> [Problem statement]: Work through the material below line by line and say how many lines include the word "Rescisão". Only the number, please.

> [Records for processing]:
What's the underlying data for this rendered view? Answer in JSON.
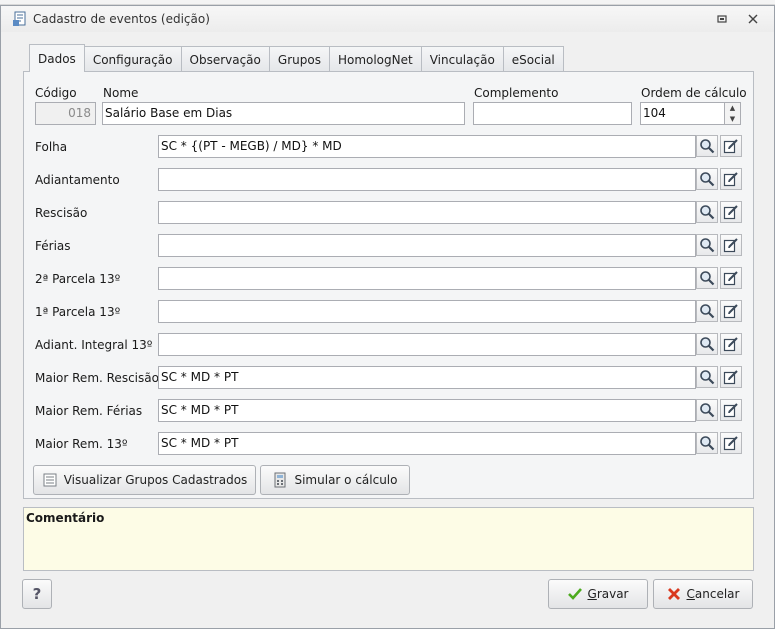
{
  "window": {
    "title": "Cadastro de eventos (edição)"
  },
  "tabs": [
    "Dados",
    "Configuração",
    "Observação",
    "Grupos",
    "HomologNet",
    "Vinculação",
    "eSocial"
  ],
  "header": {
    "codigo_label": "Código",
    "codigo_value": "018",
    "nome_label": "Nome",
    "nome_value": "Salário Base em Dias",
    "complemento_label": "Complemento",
    "complemento_value": "",
    "ordem_label": "Ordem de cálculo",
    "ordem_value": "104"
  },
  "formulas": [
    {
      "label": "Folha",
      "value": "SC * {(PT - MEGB) / MD} * MD"
    },
    {
      "label": "Adiantamento",
      "value": ""
    },
    {
      "label": "Rescisão",
      "value": ""
    },
    {
      "label": "Férias",
      "value": ""
    },
    {
      "label": "2ª Parcela 13º",
      "value": ""
    },
    {
      "label": "1ª Parcela 13º",
      "value": ""
    },
    {
      "label": "Adiant. Integral 13º",
      "value": ""
    },
    {
      "label": "Maior Rem. Rescisão",
      "value": "SC * MD * PT"
    },
    {
      "label": "Maior Rem. Férias",
      "value": "SC * MD * PT"
    },
    {
      "label": "Maior Rem. 13º",
      "value": "SC * MD * PT"
    }
  ],
  "buttons": {
    "visualizar": "Visualizar Grupos Cadastrados",
    "simular": "Simular o cálculo",
    "help": "?",
    "gravar_key": "G",
    "gravar_rest": "ravar",
    "cancelar_key": "C",
    "cancelar_rest": "ancelar"
  },
  "comment": {
    "label": "Comentário"
  }
}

> [Solution for this problem]: 2